- _TASK REQUIREMENTS_
Although the entries contain pictures, repeat only their words, exactly as written.

### DATA RECORDS ###

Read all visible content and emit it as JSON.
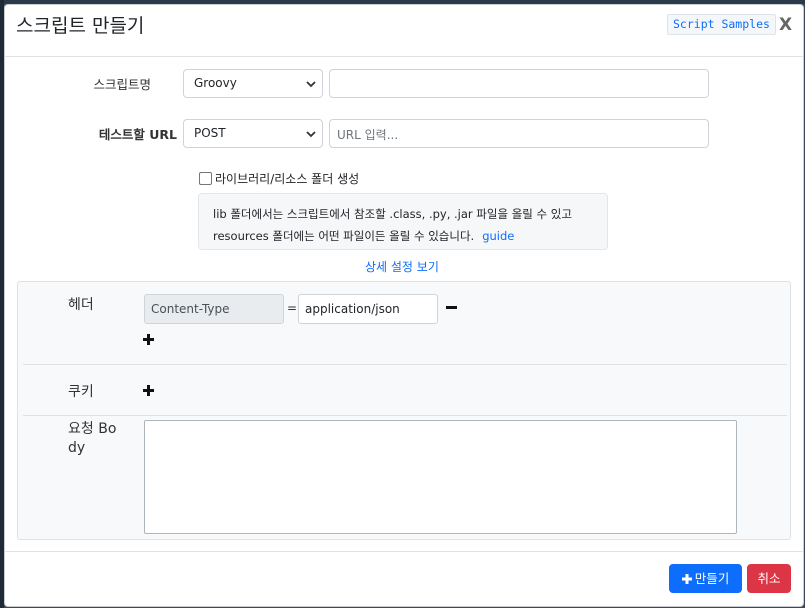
{
  "modal": {
    "title": "스크립트 만들기",
    "samples_label": "Script Samples",
    "close_label": "X"
  },
  "form": {
    "script_name_label": "스크립트명",
    "language_value": "Groovy",
    "script_name_value": "",
    "test_url_label": "테스트할 URL",
    "method_value": "POST",
    "url_placeholder": "URL 입력...",
    "lib_checkbox_label": "라이브러리/리소스 폴더 생성",
    "lib_checked": false,
    "info_line1": "lib 폴더에서는 스크립트에서 참조할 .class, .py, .jar 파일을 올릴 수 있고",
    "info_line2": "resources 폴더에는 어떤 파일이든 올릴 수 있습니다.",
    "guide_link": "guide",
    "advanced_link": "상세 설정 보기"
  },
  "advanced": {
    "headers_label": "헤더",
    "headers": [
      {
        "key": "Content-Type",
        "value": "application/json"
      }
    ],
    "eq_sign": "=",
    "cookies_label": "쿠키",
    "body_label_line1": "요청 Bo",
    "body_label_line2": "dy",
    "body_value": ""
  },
  "footer": {
    "create_label": "만들기",
    "cancel_label": "취소"
  },
  "colors": {
    "primary": "#0d6efd",
    "danger": "#dc3545"
  }
}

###

- _RESPONSE TO THE EXERCISE_
Read all visible content and emit it as JSON.
{
  "modal": {
    "title": "스크립트 만들기",
    "samples_label": "Script Samples",
    "close_label": "X"
  },
  "form": {
    "script_name_label": "스크립트명",
    "language_value": "Groovy",
    "script_name_value": "",
    "test_url_label": "테스트할 URL",
    "method_value": "POST",
    "url_placeholder": "URL 입력...",
    "lib_checkbox_label": "라이브러리/리소스 폴더 생성",
    "lib_checked": false,
    "info_line1": "lib 폴더에서는 스크립트에서 참조할 .class, .py, .jar 파일을 올릴 수 있고",
    "info_line2": "resources 폴더에는 어떤 파일이든 올릴 수 있습니다.",
    "guide_link": "guide",
    "advanced_link": "상세 설정 보기"
  },
  "advanced": {
    "headers_label": "헤더",
    "headers": [
      {
        "key": "Content-Type",
        "value": "application/json"
      }
    ],
    "eq_sign": "=",
    "cookies_label": "쿠키",
    "body_label_line1": "요청 Bo",
    "body_label_line2": "dy",
    "body_value": ""
  },
  "footer": {
    "create_label": "만들기",
    "cancel_label": "취소"
  },
  "colors": {
    "primary": "#0d6efd",
    "danger": "#dc3545"
  }
}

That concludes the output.